Blue cohosh or Caulophyllum thalictroides is a perennial herb native to the Eastern region of North America. The herb was used extensively by the Native Americans as part of a large herbal pharmacopoeia which was used to address a wide variety of conditions. Early European explorers were introduced to blue cohosh when they first reached the United States, and many of them found the herb helpful, especially for gynecological health problems. Blue cohosh is not related to black cohosh, an herb in an entirely separate botanical grouping.
In the wild, blue cohosh can grow up to three feet (one meter) tall, with yellow green to purplish flowers which develop into dark blue-black berries. The leaves are ternately compound, meaning that each leaf has three distinct leaflets. The part of the plant which is used is the root, which may be dried and ground up or used to create tinctures and herbal preparations. Like many herbal remedies, the strengths of these preparations vary, depending on how they are prepared and the particular plants used to create them. As a result, dosage recommendations for blue cohosh may vary.
The herb appears to have a number of functions. During childbirth, it can ease the spasms of uterine contractions, making the laboring mother more comfortable. In women who are not pregnant, it can stimulate menstrual flow, and in people of all genders it is used as a diuretic and to help break fevers. Blue cohosh has a large number of minerals which may interact with compounds in the plant to bring about these effects; because it is used so often for gynecological issues, blue cohosh is sometimes called the “woman's friend,” and it is also known as squaw root.
People who have been diagnosed with stomach complaints such as ulcers or acid reflux syndrome should avoid blue cohosh, as should people with heart problems and high blood pressure. Blue cohosh is also not recommended for pregnant woman unless they are under medical supervision, as it can stimulate premature labor. Like other herbal remedies, blue cohosh can also interfere with some prescription medications, and it is a very good idea to consult a doctor before using the drug.

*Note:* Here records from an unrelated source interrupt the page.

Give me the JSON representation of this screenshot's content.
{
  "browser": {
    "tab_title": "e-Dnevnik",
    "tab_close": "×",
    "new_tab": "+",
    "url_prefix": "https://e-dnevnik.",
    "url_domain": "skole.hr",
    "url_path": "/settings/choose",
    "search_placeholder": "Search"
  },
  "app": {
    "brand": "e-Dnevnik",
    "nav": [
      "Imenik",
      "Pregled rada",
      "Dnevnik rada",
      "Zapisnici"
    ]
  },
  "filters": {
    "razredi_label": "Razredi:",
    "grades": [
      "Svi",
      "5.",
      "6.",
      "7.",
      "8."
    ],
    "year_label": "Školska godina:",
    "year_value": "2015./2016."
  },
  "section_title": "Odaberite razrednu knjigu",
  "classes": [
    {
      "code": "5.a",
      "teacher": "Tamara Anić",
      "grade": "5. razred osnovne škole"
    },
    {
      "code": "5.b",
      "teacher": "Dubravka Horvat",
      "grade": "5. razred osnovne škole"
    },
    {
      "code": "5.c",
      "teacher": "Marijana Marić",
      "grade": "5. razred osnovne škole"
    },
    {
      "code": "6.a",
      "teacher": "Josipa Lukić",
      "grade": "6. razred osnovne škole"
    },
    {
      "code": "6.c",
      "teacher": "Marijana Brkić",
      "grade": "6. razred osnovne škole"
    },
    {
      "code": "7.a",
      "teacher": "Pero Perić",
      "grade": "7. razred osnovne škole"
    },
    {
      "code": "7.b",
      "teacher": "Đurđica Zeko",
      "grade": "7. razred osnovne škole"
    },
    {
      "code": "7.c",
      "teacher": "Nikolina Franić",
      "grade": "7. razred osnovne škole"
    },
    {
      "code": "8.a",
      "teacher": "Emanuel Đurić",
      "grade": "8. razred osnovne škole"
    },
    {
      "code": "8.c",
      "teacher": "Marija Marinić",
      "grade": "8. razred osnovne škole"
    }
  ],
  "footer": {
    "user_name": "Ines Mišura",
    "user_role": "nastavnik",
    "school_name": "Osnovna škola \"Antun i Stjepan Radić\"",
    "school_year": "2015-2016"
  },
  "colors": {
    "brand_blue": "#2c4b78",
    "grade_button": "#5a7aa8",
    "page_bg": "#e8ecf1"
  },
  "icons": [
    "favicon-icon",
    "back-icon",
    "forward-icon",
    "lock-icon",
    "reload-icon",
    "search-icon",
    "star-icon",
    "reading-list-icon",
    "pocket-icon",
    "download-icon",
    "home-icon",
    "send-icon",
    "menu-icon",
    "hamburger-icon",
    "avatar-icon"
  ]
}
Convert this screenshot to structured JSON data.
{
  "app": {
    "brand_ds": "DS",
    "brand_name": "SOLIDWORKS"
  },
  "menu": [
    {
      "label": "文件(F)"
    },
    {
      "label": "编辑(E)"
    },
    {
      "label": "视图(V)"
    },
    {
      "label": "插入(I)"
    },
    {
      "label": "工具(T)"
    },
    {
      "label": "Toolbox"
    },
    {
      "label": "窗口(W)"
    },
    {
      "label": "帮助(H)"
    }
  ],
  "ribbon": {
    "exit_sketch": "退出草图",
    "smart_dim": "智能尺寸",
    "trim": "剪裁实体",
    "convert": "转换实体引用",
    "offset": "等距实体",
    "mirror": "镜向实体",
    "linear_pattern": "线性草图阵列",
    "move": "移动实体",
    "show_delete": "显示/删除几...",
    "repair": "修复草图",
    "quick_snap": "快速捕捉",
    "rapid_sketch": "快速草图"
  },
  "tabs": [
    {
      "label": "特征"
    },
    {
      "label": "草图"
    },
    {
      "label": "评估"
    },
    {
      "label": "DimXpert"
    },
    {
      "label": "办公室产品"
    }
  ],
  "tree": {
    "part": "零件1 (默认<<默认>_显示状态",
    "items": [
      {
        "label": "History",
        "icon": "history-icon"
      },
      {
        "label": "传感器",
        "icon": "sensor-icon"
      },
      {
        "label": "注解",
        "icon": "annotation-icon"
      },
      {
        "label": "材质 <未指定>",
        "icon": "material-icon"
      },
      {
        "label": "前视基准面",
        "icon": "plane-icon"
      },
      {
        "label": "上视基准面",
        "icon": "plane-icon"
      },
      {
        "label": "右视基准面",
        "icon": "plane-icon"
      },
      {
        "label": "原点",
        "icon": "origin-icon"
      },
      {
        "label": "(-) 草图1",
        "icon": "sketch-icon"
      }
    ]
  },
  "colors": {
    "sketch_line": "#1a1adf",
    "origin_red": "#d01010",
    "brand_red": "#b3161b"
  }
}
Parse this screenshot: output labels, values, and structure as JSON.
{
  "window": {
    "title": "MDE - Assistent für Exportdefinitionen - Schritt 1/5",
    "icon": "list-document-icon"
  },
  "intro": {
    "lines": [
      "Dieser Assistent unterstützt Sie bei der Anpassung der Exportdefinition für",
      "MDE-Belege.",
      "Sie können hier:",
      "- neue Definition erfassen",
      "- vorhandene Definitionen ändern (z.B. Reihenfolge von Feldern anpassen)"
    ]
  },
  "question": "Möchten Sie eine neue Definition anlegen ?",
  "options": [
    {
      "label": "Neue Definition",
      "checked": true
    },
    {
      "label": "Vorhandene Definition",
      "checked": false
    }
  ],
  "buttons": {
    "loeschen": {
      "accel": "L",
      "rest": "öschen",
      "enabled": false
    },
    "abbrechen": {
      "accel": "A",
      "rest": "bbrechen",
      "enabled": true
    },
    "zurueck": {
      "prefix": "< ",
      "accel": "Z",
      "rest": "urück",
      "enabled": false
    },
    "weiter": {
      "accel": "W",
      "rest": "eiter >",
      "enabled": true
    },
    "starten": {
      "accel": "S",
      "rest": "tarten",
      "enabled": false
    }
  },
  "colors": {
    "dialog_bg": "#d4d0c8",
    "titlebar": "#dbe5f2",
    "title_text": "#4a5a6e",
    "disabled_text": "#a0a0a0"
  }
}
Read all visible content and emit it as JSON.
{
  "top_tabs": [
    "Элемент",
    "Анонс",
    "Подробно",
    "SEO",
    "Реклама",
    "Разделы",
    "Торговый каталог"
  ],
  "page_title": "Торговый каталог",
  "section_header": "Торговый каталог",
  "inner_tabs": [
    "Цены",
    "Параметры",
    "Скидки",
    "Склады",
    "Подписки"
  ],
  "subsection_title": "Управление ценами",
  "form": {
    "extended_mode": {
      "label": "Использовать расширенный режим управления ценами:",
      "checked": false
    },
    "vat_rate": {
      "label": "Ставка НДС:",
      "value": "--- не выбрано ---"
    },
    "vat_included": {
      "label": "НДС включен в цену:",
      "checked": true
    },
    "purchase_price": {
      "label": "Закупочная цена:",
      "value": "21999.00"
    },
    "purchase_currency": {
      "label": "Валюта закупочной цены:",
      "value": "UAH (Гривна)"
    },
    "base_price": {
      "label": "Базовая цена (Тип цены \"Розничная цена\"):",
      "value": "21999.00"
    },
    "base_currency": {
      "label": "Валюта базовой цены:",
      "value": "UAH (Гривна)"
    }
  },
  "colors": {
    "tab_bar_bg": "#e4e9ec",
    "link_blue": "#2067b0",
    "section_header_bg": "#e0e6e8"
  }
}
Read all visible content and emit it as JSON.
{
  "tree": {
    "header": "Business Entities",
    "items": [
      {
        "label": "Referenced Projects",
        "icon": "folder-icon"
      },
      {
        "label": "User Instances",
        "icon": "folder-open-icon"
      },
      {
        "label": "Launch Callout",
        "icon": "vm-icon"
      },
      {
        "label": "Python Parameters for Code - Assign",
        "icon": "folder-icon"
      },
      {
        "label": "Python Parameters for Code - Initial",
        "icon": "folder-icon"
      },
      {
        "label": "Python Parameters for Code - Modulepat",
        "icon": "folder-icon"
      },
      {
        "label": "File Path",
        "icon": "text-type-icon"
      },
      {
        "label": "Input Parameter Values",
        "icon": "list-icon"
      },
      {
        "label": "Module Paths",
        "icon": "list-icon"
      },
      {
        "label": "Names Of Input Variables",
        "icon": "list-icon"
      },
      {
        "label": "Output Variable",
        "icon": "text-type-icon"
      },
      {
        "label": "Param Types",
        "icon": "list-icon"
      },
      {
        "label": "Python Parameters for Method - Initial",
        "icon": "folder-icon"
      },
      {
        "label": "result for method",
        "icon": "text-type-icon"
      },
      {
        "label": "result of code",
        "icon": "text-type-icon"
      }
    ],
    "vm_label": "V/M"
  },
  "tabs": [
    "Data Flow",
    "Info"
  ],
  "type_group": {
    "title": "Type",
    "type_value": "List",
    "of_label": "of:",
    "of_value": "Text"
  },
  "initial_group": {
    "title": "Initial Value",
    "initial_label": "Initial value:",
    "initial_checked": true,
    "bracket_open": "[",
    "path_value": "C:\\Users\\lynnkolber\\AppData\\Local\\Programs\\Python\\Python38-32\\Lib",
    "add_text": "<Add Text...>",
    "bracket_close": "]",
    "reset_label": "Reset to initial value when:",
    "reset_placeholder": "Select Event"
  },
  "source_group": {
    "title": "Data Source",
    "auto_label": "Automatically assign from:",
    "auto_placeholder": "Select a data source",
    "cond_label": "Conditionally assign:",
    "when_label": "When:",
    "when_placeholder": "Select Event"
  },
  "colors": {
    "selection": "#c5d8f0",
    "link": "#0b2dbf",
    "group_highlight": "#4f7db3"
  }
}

A high concentration of alkaline minerals can make blue cohosh unsafe for long term use, which is usually defined as three months or more. The herb can also cause intestinal discomfort and it has been associated with liver disease. If signs of health problems appear after a patient takes blue cohosh, he or she should discontinue use of the drug immediately.